• [Goal of the exercise]:
Write the listing out once more, identical to the original but without pictures.

• [Records provided]:
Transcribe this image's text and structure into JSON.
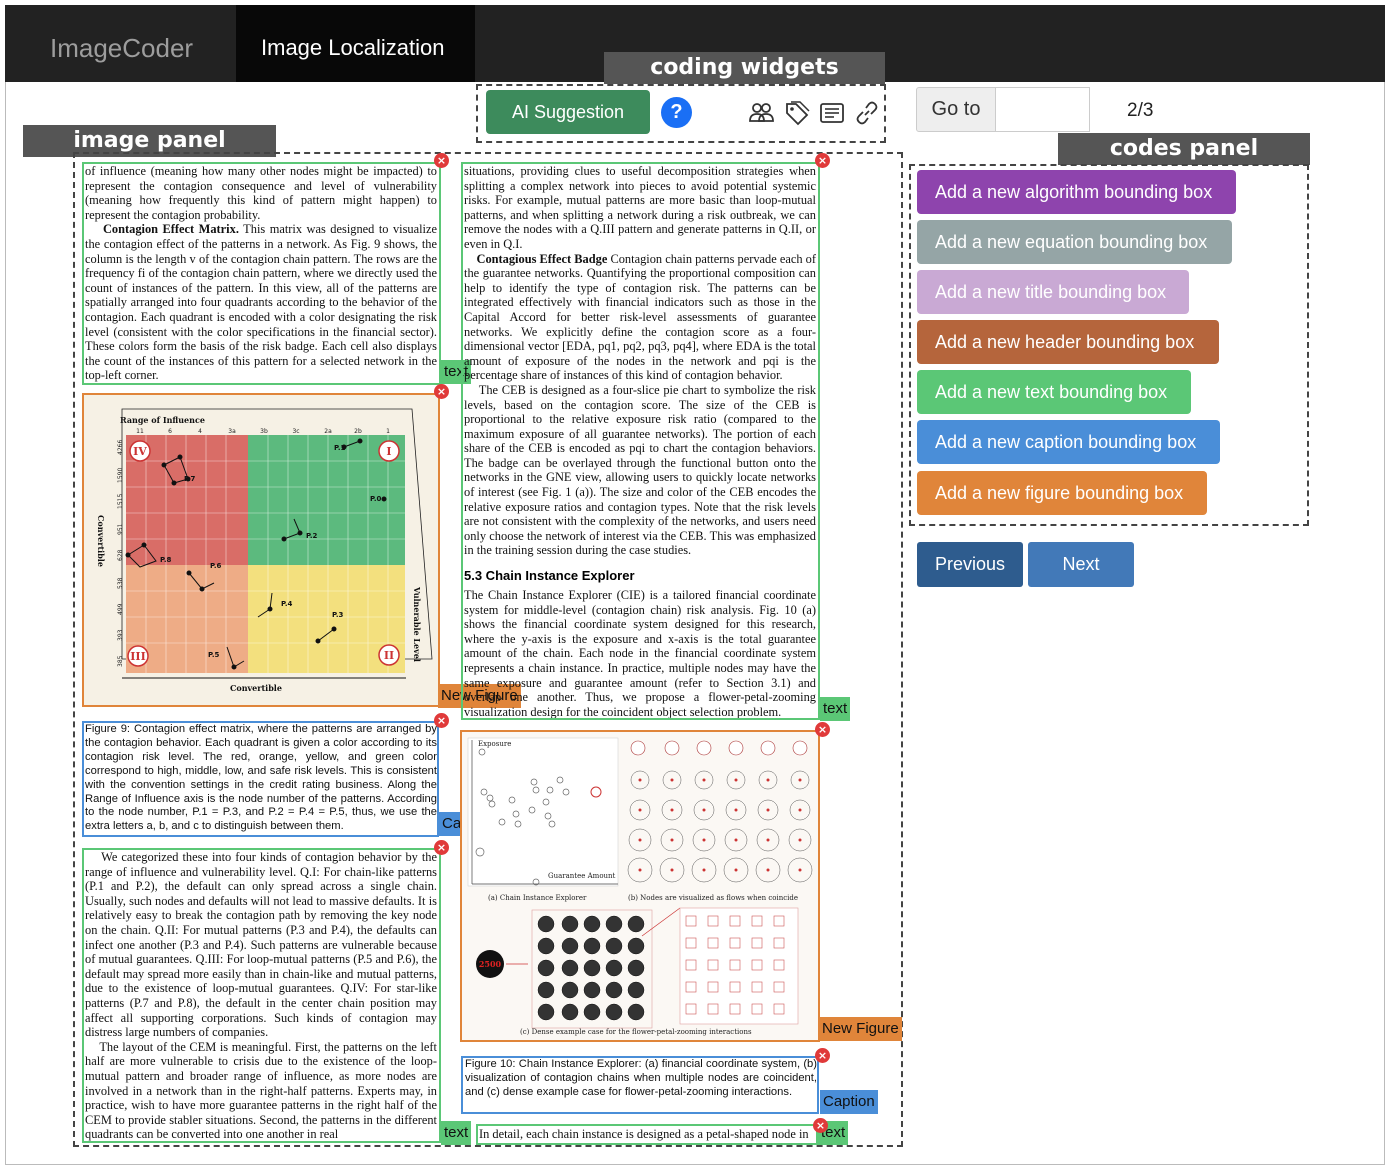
{
  "navbar": {
    "brand": "ImageCoder",
    "active_tab": "Image Localization"
  },
  "annotations": {
    "coding_widgets": "coding widgets",
    "image_panel": "image panel",
    "codes_panel": "codes panel"
  },
  "widgets": {
    "ai_suggestion_label": "AI Suggestion",
    "help_label": "?",
    "icons": [
      "people-icon",
      "tag-icon",
      "list-icon",
      "link-icon"
    ]
  },
  "goto": {
    "label": "Go to",
    "value": "",
    "page_indicator": "2/3"
  },
  "codes": [
    {
      "label": "Add a new algorithm bounding box",
      "color": "#8e44ad"
    },
    {
      "label": "Add a new equation bounding box",
      "color": "#95a5a6"
    },
    {
      "label": "Add a new title bounding box",
      "color": "#c9a9d4"
    },
    {
      "label": "Add a new header bounding box",
      "color": "#b5653c"
    },
    {
      "label": "Add a new text bounding box",
      "color": "#5bc776"
    },
    {
      "label": "Add a new caption bounding box",
      "color": "#4a8ed8"
    },
    {
      "label": "Add a new figure bounding box",
      "color": "#e0853a"
    }
  ],
  "pager": {
    "previous": "Previous",
    "next": "Next"
  },
  "box_tags": {
    "text": "text",
    "figure": "New Figure",
    "caption": "Caption",
    "close": "×"
  },
  "document": {
    "left_para1": "of influence (meaning how many other nodes might be impacted) to represent the contagion consequence and level of vulnerability (meaning how frequently this kind of pattern might happen) to represent the contagion probability.",
    "left_para2_head": "Contagion Effect Matrix.",
    "left_para2": " This matrix was designed to visualize the contagion effect of the patterns in a network. As Fig. 9 shows, the column is the length v of the contagion chain pattern. The rows are the frequency fi of the contagion chain pattern, where we directly used the count of instances of the pattern. In this view, all of the patterns are spatially arranged into four quadrants according to the behavior of the contagion. Each quadrant is encoded with a color designating the risk level (consistent with the color specifications in the financial sector). These colors form the basis of the risk badge. Each cell also displays the count of the instances of this pattern for a selected network in the top-left corner.",
    "fig9_caption": "Figure 9: Contagion effect matrix, where the patterns are arranged by the contagion behavior. Each quadrant is given a color according to its contagion risk level. The red, orange, yellow, and green color correspond to high, middle, low, and safe risk levels. This is consistent with the convention settings in the credit rating business. Along the Range of Influence axis is the node number of the patterns. According to the node number, P.1 = P.3, and P.2 = P.4 = P.5, thus, we use the extra letters a, b, and c to distinguish between them.",
    "left_para3": "We categorized these into four kinds of contagion behavior by the range of influence and vulnerability level. Q.I: For chain-like patterns (P.1 and P.2), the default can only spread across a single chain. Usually, such nodes and defaults will not lead to massive defaults. It is relatively easy to break the contagion path by removing the key node on the chain. Q.II: For mutual patterns (P.3 and P.4), the defaults can infect one another (P.3 and P.4). Such patterns are vulnerable because of mutual guarantees. Q.III: For loop-mutual patterns (P.5 and P.6), the default may spread more easily than in chain-like and mutual patterns, due to the existence of loop-mutual guarantees. Q.IV: For star-like patterns (P.7 and P.8), the default in the center chain position may affect all supporting corporations. Such kinds of contagion may distress large numbers of companies.",
    "left_para4": "The layout of the CEM is meaningful. First, the patterns on the left half are more vulnerable to crisis due to the existence of the loop-mutual pattern and broader range of influence, as more nodes are involved in a network than in the right-half patterns. Experts may, in practice, wish to have more guarantee patterns in the right half of the CEM to provide stabler situations. Second, the patterns in the different quadrants can be converted into one another in real",
    "right_para1": "situations, providing clues to useful decomposition strategies when splitting a complex network into pieces to avoid potential systemic risks. For example, mutual patterns are more basic than loop-mutual patterns, and when splitting a network during a risk outbreak, we can remove the nodes with a Q.III pattern and generate patterns in Q.II, or even in Q.I.",
    "right_para2_head": "Contagious Effect Badge",
    "right_para2": " Contagion chain patterns pervade each of the guarantee networks. Quantifying the proportional composition can help to identify the type of contagion risk. The patterns can be integrated effectively with financial indicators such as those in the Capital Accord for better risk-level assessments of guarantee networks. We explicitly define the contagion score as a four-dimensional vector [EDA, pq1, pq2, pq3, pq4], where EDA is the total amount of exposure of the nodes in the network and pqi is the percentage share of instances of this kind of contagion behavior.",
    "right_para3": "The CEB is designed as a four-slice pie chart to symbolize the risk levels, based on the contagion score. The size of the CEB is proportional to the relative exposure risk ratio (compared to the maximum exposure of all guarantee networks). The portion of each share of the CEB is encoded as pqi to chart the contagion behaviors. The badge can be overlayed through the functional button onto the networks in the GNE view, allowing users to quickly locate networks of interest (see Fig. 1 (a)). The size and color of the CEB encodes the relative exposure ratios and contagion types. Note that the risk levels are not consistent with the complexity of the networks, and users need only choose the network of interest via the CEB. This was emphasized in the training session during the case studies.",
    "section_heading": "5.3   Chain Instance Explorer",
    "right_para4": "The Chain Instance Explorer (CIE) is a tailored financial coordinate system for middle-level (contagion chain) risk analysis. Fig. 10 (a) shows the financial coordinate system designed for this research, where the y-axis is the exposure and x-axis is the total guarantee amount of the chain. Each node in the financial coordinate system represents a chain instance. In practice, multiple nodes may have the same exposure and guarantee amount (refer to Section 3.1) and overlap one another. Thus, we propose a flower-petal-zooming visualization design for the coincident object selection problem.",
    "fig10_caption": "Figure 10: Chain Instance Explorer: (a) financial coordinate system, (b) visualization of contagion chains when multiple nodes are coincident, and (c) dense example case for flower-petal-zooming interactions.",
    "right_last_line": "In detail, each chain instance is designed as a petal-shaped node in"
  },
  "fig9": {
    "top_axis_label": "Range of Influence",
    "top_ticks": [
      "11",
      "6",
      "4",
      "3a",
      "3b",
      "3c",
      "2a",
      "2b",
      "1"
    ],
    "left_axis_label": "Convertible",
    "left_ticks": [
      "4266",
      "1590",
      "1515",
      "951",
      "628",
      "538",
      "499",
      "393",
      "385"
    ],
    "bottom_axis_label": "Convertible",
    "right_axis_label": "Vulnerable Level",
    "quadrants": [
      "IV",
      "I",
      "III",
      "II"
    ],
    "patterns": [
      "P.1",
      "P.2",
      "P.3",
      "P.4",
      "P.5",
      "P.6",
      "P.7",
      "P.8",
      "P.0"
    ],
    "colors": {
      "red": "#d96d67",
      "green": "#5cba7e",
      "orange": "#eeac86",
      "yellow": "#f3e07e"
    }
  },
  "fig10": {
    "y_label": "Exposure",
    "x_label": "Guarantee Amount",
    "sub_a": "(a) Chain Instance Explorer",
    "sub_b": "(b) Nodes are visualized as flows when coincide",
    "sub_c": "(c) Dense example case for the flower-petal-zooming interactions",
    "badge": "2500"
  }
}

• [Solution to the problem]:
Transcribe this image's text and structure into JSON.
{
  "navbar": {
    "brand": "ImageCoder",
    "active_tab": "Image Localization"
  },
  "annotations": {
    "coding_widgets": "coding widgets",
    "image_panel": "image panel",
    "codes_panel": "codes panel"
  },
  "widgets": {
    "ai_suggestion_label": "AI Suggestion",
    "help_label": "?",
    "icons": [
      "people-icon",
      "tag-icon",
      "list-icon",
      "link-icon"
    ]
  },
  "goto": {
    "label": "Go to",
    "value": "",
    "page_indicator": "2/3"
  },
  "codes": [
    {
      "label": "Add a new algorithm bounding box",
      "color": "#8e44ad"
    },
    {
      "label": "Add a new equation bounding box",
      "color": "#95a5a6"
    },
    {
      "label": "Add a new title bounding box",
      "color": "#c9a9d4"
    },
    {
      "label": "Add a new header bounding box",
      "color": "#b5653c"
    },
    {
      "label": "Add a new text bounding box",
      "color": "#5bc776"
    },
    {
      "label": "Add a new caption bounding box",
      "color": "#4a8ed8"
    },
    {
      "label": "Add a new figure bounding box",
      "color": "#e0853a"
    }
  ],
  "pager": {
    "previous": "Previous",
    "next": "Next"
  },
  "box_tags": {
    "text": "text",
    "figure": "New Figure",
    "caption": "Caption",
    "close": "×"
  },
  "document": {
    "left_para1": "of influence (meaning how many other nodes might be impacted) to represent the contagion consequence and level of vulnerability (meaning how frequently this kind of pattern might happen) to represent the contagion probability.",
    "left_para2_head": "Contagion Effect Matrix.",
    "left_para2": " This matrix was designed to visualize the contagion effect of the patterns in a network. As Fig. 9 shows, the column is the length v of the contagion chain pattern. The rows are the frequency fi of the contagion chain pattern, where we directly used the count of instances of the pattern. In this view, all of the patterns are spatially arranged into four quadrants according to the behavior of the contagion. Each quadrant is encoded with a color designating the risk level (consistent with the color specifications in the financial sector). These colors form the basis of the risk badge. Each cell also displays the count of the instances of this pattern for a selected network in the top-left corner.",
    "fig9_caption": "Figure 9: Contagion effect matrix, where the patterns are arranged by the contagion behavior. Each quadrant is given a color according to its contagion risk level. The red, orange, yellow, and green color correspond to high, middle, low, and safe risk levels. This is consistent with the convention settings in the credit rating business. Along the Range of Influence axis is the node number of the patterns. According to the node number, P.1 = P.3, and P.2 = P.4 = P.5, thus, we use the extra letters a, b, and c to distinguish between them.",
    "left_para3": "We categorized these into four kinds of contagion behavior by the range of influence and vulnerability level. Q.I: For chain-like patterns (P.1 and P.2), the default can only spread across a single chain. Usually, such nodes and defaults will not lead to massive defaults. It is relatively easy to break the contagion path by removing the key node on the chain. Q.II: For mutual patterns (P.3 and P.4), the defaults can infect one another (P.3 and P.4). Such patterns are vulnerable because of mutual guarantees. Q.III: For loop-mutual patterns (P.5 and P.6), the default may spread more easily than in chain-like and mutual patterns, due to the existence of loop-mutual guarantees. Q.IV: For star-like patterns (P.7 and P.8), the default in the center chain position may affect all supporting corporations. Such kinds of contagion may distress large numbers of companies.",
    "left_para4": "The layout of the CEM is meaningful. First, the patterns on the left half are more vulnerable to crisis due to the existence of the loop-mutual pattern and broader range of influence, as more nodes are involved in a network than in the right-half patterns. Experts may, in practice, wish to have more guarantee patterns in the right half of the CEM to provide stabler situations. Second, the patterns in the different quadrants can be converted into one another in real",
    "right_para1": "situations, providing clues to useful decomposition strategies when splitting a complex network into pieces to avoid potential systemic risks. For example, mutual patterns are more basic than loop-mutual patterns, and when splitting a network during a risk outbreak, we can remove the nodes with a Q.III pattern and generate patterns in Q.II, or even in Q.I.",
    "right_para2_head": "Contagious Effect Badge",
    "right_para2": " Contagion chain patterns pervade each of the guarantee networks. Quantifying the proportional composition can help to identify the type of contagion risk. The patterns can be integrated effectively with financial indicators such as those in the Capital Accord for better risk-level assessments of guarantee networks. We explicitly define the contagion score as a four-dimensional vector [EDA, pq1, pq2, pq3, pq4], where EDA is the total amount of exposure of the nodes in the network and pqi is the percentage share of instances of this kind of contagion behavior.",
    "right_para3": "The CEB is designed as a four-slice pie chart to symbolize the risk levels, based on the contagion score. The size of the CEB is proportional to the relative exposure risk ratio (compared to the maximum exposure of all guarantee networks). The portion of each share of the CEB is encoded as pqi to chart the contagion behaviors. The badge can be overlayed through the functional button onto the networks in the GNE view, allowing users to quickly locate networks of interest (see Fig. 1 (a)). The size and color of the CEB encodes the relative exposure ratios and contagion types. Note that the risk levels are not consistent with the complexity of the networks, and users need only choose the network of interest via the CEB. This was emphasized in the training session during the case studies.",
    "section_heading": "5.3   Chain Instance Explorer",
    "right_para4": "The Chain Instance Explorer (CIE) is a tailored financial coordinate system for middle-level (contagion chain) risk analysis. Fig. 10 (a) shows the financial coordinate system designed for this research, where the y-axis is the exposure and x-axis is the total guarantee amount of the chain. Each node in the financial coordinate system represents a chain instance. In practice, multiple nodes may have the same exposure and guarantee amount (refer to Section 3.1) and overlap one another. Thus, we propose a flower-petal-zooming visualization design for the coincident object selection problem.",
    "fig10_caption": "Figure 10: Chain Instance Explorer: (a) financial coordinate system, (b) visualization of contagion chains when multiple nodes are coincident, and (c) dense example case for flower-petal-zooming interactions.",
    "right_last_line": "In detail, each chain instance is designed as a petal-shaped node in"
  },
  "fig9": {
    "top_axis_label": "Range of Influence",
    "top_ticks": [
      "11",
      "6",
      "4",
      "3a",
      "3b",
      "3c",
      "2a",
      "2b",
      "1"
    ],
    "left_axis_label": "Convertible",
    "left_ticks": [
      "4266",
      "1590",
      "1515",
      "951",
      "628",
      "538",
      "499",
      "393",
      "385"
    ],
    "bottom_axis_label": "Convertible",
    "right_axis_label": "Vulnerable Level",
    "quadrants": [
      "IV",
      "I",
      "III",
      "II"
    ],
    "patterns": [
      "P.1",
      "P.2",
      "P.3",
      "P.4",
      "P.5",
      "P.6",
      "P.7",
      "P.8",
      "P.0"
    ],
    "colors": {
      "red": "#d96d67",
      "green": "#5cba7e",
      "orange": "#eeac86",
      "yellow": "#f3e07e"
    }
  },
  "fig10": {
    "y_label": "Exposure",
    "x_label": "Guarantee Amount",
    "sub_a": "(a) Chain Instance Explorer",
    "sub_b": "(b) Nodes are visualized as flows when coincide",
    "sub_c": "(c) Dense example case for the flower-petal-zooming interactions",
    "badge": "2500"
  }
}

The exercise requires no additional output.